I noted that LCpl Crosby never complained, and never wavered physically
during even the most intensive live fire training events. Most importantly,
however, I noticed that the platoon as a whole looked to him for advice and
counsel; the same counsel I would draw upon as the deployment unfolded. In
training, LCpl Crosby was always punctual, never gave excuses, and was
professional as a field Marine and in garrison. I observed his professional
competency in the employment of his weapon system, both in accuracy and
tactically. One of the most valuable character traits I observed, however,
was his ability to be completely transparent and honest in any situation.
During our deployment to Afghanistan from 05 April to 28 October 2008, LCpl
Crosby served as a SAW(Squad Automatic Weapon) gunner and Team Leader. Our
platoon was deployed to Sangin District, Helmand Province, Afghanistan. His
squad completed more than 150 combat patrols, conducted seven deliberate
offensive operations to include movements to contact and cordon and search
operations, and fought multiple small arms engagements with anti-coalition
militia forces. In addition, his squad found, and reacted to, multiple IED
strikes on his squad and adjacent elements. LCpl Crosby was within 10 meters
of at least three of the IED detonations, and his fellow Marines attested to
the fact that he never lost his bearing or wavered in his duties. On 10
September 2008, during a movement to contact operation in Sangin, Helmand
Province, Afghanistan, I witnessed LCpl Crosbys calm under fire. While one
of his fellow Marines moved to employ his SMAW on the enemy firing position,
LCpl Crosby exposed himself to enemy fire in order to ensure effective
suppression on the enemy position, thereby allowing his fellow Marine to
employ his weapon system which allowed us to move on the enemy position.
During another engagement in July of 2008, our platoon was ambushed in the

open with rocket propelled grenade and small arms fire. Once again, I
witnessed LCpl Crosbys devotion to his fellow Marines as he immediately
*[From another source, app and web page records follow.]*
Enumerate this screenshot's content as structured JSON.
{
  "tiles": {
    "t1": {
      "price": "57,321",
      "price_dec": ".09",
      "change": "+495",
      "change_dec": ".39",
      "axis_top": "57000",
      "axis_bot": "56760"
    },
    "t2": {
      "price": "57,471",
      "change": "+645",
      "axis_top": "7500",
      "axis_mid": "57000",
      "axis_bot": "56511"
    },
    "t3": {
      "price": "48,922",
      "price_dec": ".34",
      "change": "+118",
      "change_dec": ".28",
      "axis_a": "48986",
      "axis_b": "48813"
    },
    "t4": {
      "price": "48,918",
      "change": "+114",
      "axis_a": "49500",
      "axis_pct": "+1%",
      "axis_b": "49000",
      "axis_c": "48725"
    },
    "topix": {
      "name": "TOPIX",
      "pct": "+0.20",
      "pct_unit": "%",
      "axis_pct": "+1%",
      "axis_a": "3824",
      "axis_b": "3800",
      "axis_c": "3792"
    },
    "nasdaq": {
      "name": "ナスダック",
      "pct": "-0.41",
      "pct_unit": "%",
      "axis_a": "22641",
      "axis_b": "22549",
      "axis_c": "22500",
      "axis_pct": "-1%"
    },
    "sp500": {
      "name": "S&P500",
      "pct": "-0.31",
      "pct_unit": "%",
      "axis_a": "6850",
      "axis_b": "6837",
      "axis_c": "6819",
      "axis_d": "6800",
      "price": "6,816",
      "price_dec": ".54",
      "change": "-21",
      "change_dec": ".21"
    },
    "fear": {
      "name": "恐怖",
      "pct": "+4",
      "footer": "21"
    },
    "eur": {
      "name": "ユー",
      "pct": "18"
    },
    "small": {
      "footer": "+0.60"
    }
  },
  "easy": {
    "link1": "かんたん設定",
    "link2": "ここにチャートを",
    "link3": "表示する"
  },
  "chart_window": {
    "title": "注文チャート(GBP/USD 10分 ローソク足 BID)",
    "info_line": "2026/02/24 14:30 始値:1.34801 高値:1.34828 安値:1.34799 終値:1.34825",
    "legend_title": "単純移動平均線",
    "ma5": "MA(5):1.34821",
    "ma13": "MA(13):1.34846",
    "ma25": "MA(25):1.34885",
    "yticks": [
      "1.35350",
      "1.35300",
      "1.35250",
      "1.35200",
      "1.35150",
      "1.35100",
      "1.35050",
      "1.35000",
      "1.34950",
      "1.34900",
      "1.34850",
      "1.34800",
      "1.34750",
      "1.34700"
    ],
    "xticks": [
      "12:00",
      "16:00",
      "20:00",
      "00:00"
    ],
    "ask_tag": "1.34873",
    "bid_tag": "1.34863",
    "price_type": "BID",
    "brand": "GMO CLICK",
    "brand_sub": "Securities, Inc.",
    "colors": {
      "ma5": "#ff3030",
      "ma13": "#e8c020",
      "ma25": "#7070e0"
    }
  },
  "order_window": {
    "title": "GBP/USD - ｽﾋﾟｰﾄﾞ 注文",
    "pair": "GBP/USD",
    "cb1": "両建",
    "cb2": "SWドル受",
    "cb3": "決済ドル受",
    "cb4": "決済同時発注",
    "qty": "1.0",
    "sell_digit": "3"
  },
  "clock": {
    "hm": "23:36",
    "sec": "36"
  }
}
provided effective suppressive fire on the enemy without seeking proper cover
for himself. He understood that the swift employment of his weapon system
would provide his fellow Marines the valuable seconds needed to find covered
positions from which they could return accurate fire. This action embodied
who he was as a Marine, and who he is as a man; one who always puts the needs
of those around him ahead of his own.
LCpl Crosby continued to distinguish himself, and continued to be a pillar on
which his fellow Marines could rely on when they needed a listening ear or
the hard truth. His intelligence, common sense, and approachability allowed
him to mentor his fellow Marines, and added to the overall effectiveness and
morale of the platoon. LCpl Crosby was one of the few that, if myself or the
platoon sergeant gave him a task, we agreed that we did not have to worry
about its execution. He is a solid Marine, on and off the battlefield, and I
am glad to know that he has passed on his proven character, devotion, and his
stalwart example of selflessness to the younger Marines in his charge. If
given the opportunity, I would most definitely serve in combat with this
Marine again.

J.C. MCKENDREE